┌──
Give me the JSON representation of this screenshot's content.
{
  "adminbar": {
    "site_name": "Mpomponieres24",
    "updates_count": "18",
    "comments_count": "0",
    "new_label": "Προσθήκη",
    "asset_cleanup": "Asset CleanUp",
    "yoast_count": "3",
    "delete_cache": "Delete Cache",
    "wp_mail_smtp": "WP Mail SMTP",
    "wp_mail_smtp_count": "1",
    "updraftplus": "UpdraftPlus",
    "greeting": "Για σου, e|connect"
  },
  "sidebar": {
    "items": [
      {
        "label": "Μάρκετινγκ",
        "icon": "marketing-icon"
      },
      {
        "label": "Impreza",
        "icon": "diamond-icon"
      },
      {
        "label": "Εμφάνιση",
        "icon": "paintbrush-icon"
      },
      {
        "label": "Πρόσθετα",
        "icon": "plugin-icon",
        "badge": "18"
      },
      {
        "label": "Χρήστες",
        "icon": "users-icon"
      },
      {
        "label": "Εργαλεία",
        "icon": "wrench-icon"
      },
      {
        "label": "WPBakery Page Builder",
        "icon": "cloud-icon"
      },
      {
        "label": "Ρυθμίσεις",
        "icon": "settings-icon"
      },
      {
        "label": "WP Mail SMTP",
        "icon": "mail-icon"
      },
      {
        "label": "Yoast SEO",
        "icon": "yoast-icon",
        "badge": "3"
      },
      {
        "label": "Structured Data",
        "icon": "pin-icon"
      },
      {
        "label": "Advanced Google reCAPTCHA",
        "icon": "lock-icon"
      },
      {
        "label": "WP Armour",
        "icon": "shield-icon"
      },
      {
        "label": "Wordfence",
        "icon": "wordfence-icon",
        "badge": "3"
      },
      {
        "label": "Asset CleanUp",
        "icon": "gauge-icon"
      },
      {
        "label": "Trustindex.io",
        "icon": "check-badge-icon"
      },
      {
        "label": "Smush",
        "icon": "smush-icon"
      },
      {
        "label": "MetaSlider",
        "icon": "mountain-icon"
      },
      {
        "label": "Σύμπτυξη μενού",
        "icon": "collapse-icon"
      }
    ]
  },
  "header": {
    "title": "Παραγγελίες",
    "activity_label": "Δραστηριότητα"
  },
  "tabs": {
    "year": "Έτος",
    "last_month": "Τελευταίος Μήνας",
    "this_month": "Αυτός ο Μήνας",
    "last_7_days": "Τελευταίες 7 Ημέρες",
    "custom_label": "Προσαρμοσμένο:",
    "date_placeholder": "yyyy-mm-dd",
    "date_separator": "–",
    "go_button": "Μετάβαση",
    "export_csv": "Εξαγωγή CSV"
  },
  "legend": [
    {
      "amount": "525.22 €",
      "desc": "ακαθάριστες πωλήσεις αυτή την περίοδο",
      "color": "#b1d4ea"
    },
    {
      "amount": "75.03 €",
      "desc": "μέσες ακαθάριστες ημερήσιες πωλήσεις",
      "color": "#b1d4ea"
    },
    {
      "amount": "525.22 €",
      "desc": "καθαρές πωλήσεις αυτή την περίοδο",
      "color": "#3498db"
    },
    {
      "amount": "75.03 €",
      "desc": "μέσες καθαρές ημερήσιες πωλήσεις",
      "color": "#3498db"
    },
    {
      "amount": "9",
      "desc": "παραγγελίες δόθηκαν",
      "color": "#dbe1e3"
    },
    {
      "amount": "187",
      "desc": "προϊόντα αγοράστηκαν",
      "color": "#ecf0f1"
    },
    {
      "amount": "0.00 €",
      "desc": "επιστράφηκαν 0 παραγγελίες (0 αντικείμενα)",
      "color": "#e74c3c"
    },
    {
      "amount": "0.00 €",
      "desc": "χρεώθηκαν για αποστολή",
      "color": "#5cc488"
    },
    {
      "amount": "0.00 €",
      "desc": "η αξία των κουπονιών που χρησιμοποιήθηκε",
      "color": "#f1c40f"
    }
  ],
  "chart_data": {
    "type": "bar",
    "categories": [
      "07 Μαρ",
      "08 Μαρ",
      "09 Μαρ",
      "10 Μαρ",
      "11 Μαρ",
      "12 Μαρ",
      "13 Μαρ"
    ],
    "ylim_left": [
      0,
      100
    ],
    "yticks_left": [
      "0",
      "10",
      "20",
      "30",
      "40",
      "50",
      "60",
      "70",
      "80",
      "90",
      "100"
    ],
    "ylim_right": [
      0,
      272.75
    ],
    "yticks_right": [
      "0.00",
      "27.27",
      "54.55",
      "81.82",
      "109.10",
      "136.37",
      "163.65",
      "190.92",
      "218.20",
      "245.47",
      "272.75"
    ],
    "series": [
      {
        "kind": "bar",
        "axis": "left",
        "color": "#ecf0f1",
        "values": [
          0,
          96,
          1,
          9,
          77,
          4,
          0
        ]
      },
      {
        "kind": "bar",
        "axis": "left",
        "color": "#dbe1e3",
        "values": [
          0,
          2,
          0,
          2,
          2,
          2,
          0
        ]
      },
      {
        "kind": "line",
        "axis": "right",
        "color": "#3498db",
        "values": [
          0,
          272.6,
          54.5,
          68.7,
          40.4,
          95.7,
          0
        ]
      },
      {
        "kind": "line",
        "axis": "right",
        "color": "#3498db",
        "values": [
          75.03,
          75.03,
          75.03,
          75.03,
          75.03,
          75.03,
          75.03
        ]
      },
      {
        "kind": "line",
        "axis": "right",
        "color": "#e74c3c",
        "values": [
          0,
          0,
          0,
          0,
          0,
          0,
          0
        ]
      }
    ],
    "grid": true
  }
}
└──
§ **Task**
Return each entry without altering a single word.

§ **Written response**
Give me the JSON representation of this screenshot's content.
{
  "adminbar": {
    "site_name": "Mpomponieres24",
    "updates_count": "18",
    "comments_count": "0",
    "new_label": "Προσθήκη",
    "asset_cleanup": "Asset CleanUp",
    "yoast_count": "3",
    "delete_cache": "Delete Cache",
    "wp_mail_smtp": "WP Mail SMTP",
    "wp_mail_smtp_count": "1",
    "updraftplus": "UpdraftPlus",
    "greeting": "Για σου, e|connect"
  },
  "sidebar": {
    "items": [
      {
        "label": "Μάρκετινγκ",
        "icon": "marketing-icon"
      },
      {
        "label": "Impreza",
        "icon": "diamond-icon"
      },
      {
        "label": "Εμφάνιση",
        "icon": "paintbrush-icon"
      },
      {
        "label": "Πρόσθετα",
        "icon": "plugin-icon",
        "badge": "18"
      },
      {
        "label": "Χρήστες",
        "icon": "users-icon"
      },
      {
        "label": "Εργαλεία",
        "icon": "wrench-icon"
      },
      {
        "label": "WPBakery Page Builder",
        "icon": "cloud-icon"
      },
      {
        "label": "Ρυθμίσεις",
        "icon": "settings-icon"
      },
      {
        "label": "WP Mail SMTP",
        "icon": "mail-icon"
      },
      {
        "label": "Yoast SEO",
        "icon": "yoast-icon",
        "badge": "3"
      },
      {
        "label": "Structured Data",
        "icon": "pin-icon"
      },
      {
        "label": "Advanced Google reCAPTCHA",
        "icon": "lock-icon"
      },
      {
        "label": "WP Armour",
        "icon": "shield-icon"
      },
      {
        "label": "Wordfence",
        "icon": "wordfence-icon",
        "badge": "3"
      },
      {
        "label": "Asset CleanUp",
        "icon": "gauge-icon"
      },
      {
        "label": "Trustindex.io",
        "icon": "check-badge-icon"
      },
      {
        "label": "Smush",
        "icon": "smush-icon"
      },
      {
        "label": "MetaSlider",
        "icon": "mountain-icon"
      },
      {
        "label": "Σύμπτυξη μενού",
        "icon": "collapse-icon"
      }
    ]
  },
  "header": {
    "title": "Παραγγελίες",
    "activity_label": "Δραστηριότητα"
  },
  "tabs": {
    "year": "Έτος",
    "last_month": "Τελευταίος Μήνας",
    "this_month": "Αυτός ο Μήνας",
    "last_7_days": "Τελευταίες 7 Ημέρες",
    "custom_label": "Προσαρμοσμένο:",
    "date_placeholder": "yyyy-mm-dd",
    "date_separator": "–",
    "go_button": "Μετάβαση",
    "export_csv": "Εξαγωγή CSV"
  },
  "legend": [
    {
      "amount": "525.22 €",
      "desc": "ακαθάριστες πωλήσεις αυτή την περίοδο",
      "color": "#b1d4ea"
    },
    {
      "amount": "75.03 €",
      "desc": "μέσες ακαθάριστες ημερήσιες πωλήσεις",
      "color": "#b1d4ea"
    },
    {
      "amount": "525.22 €",
      "desc": "καθαρές πωλήσεις αυτή την περίοδο",
      "color": "#3498db"
    },
    {
      "amount": "75.03 €",
      "desc": "μέσες καθαρές ημερήσιες πωλήσεις",
      "color": "#3498db"
    },
    {
      "amount": "9",
      "desc": "παραγγελίες δόθηκαν",
      "color": "#dbe1e3"
    },
    {
      "amount": "187",
      "desc": "προϊόντα αγοράστηκαν",
      "color": "#ecf0f1"
    },
    {
      "amount": "0.00 €",
      "desc": "επιστράφηκαν 0 παραγγελίες (0 αντικείμενα)",
      "color": "#e74c3c"
    },
    {
      "amount": "0.00 €",
      "desc": "χρεώθηκαν για αποστολή",
      "color": "#5cc488"
    },
    {
      "amount": "0.00 €",
      "desc": "η αξία των κουπονιών που χρησιμοποιήθηκε",
      "color": "#f1c40f"
    }
  ],
  "chart_data": {
    "type": "bar",
    "categories": [
      "07 Μαρ",
      "08 Μαρ",
      "09 Μαρ",
      "10 Μαρ",
      "11 Μαρ",
      "12 Μαρ",
      "13 Μαρ"
    ],
    "ylim_left": [
      0,
      100
    ],
    "yticks_left": [
      "0",
      "10",
      "20",
      "30",
      "40",
      "50",
      "60",
      "70",
      "80",
      "90",
      "100"
    ],
    "ylim_right": [
      0,
      272.75
    ],
    "yticks_right": [
      "0.00",
      "27.27",
      "54.55",
      "81.82",
      "109.10",
      "136.37",
      "163.65",
      "190.92",
      "218.20",
      "245.47",
      "272.75"
    ],
    "series": [
      {
        "kind": "bar",
        "axis": "left",
        "color": "#ecf0f1",
        "values": [
          0,
          96,
          1,
          9,
          77,
          4,
          0
        ]
      },
      {
        "kind": "bar",
        "axis": "left",
        "color": "#dbe1e3",
        "values": [
          0,
          2,
          0,
          2,
          2,
          2,
          0
        ]
      },
      {
        "kind": "line",
        "axis": "right",
        "color": "#3498db",
        "values": [
          0,
          272.6,
          54.5,
          68.7,
          40.4,
          95.7,
          0
        ]
      },
      {
        "kind": "line",
        "axis": "right",
        "color": "#3498db",
        "values": [
          75.03,
          75.03,
          75.03,
          75.03,
          75.03,
          75.03,
          75.03
        ]
      },
      {
        "kind": "line",
        "axis": "right",
        "color": "#e74c3c",
        "values": [
          0,
          0,
          0,
          0,
          0,
          0,
          0
        ]
      }
    ],
    "grid": true
  }
}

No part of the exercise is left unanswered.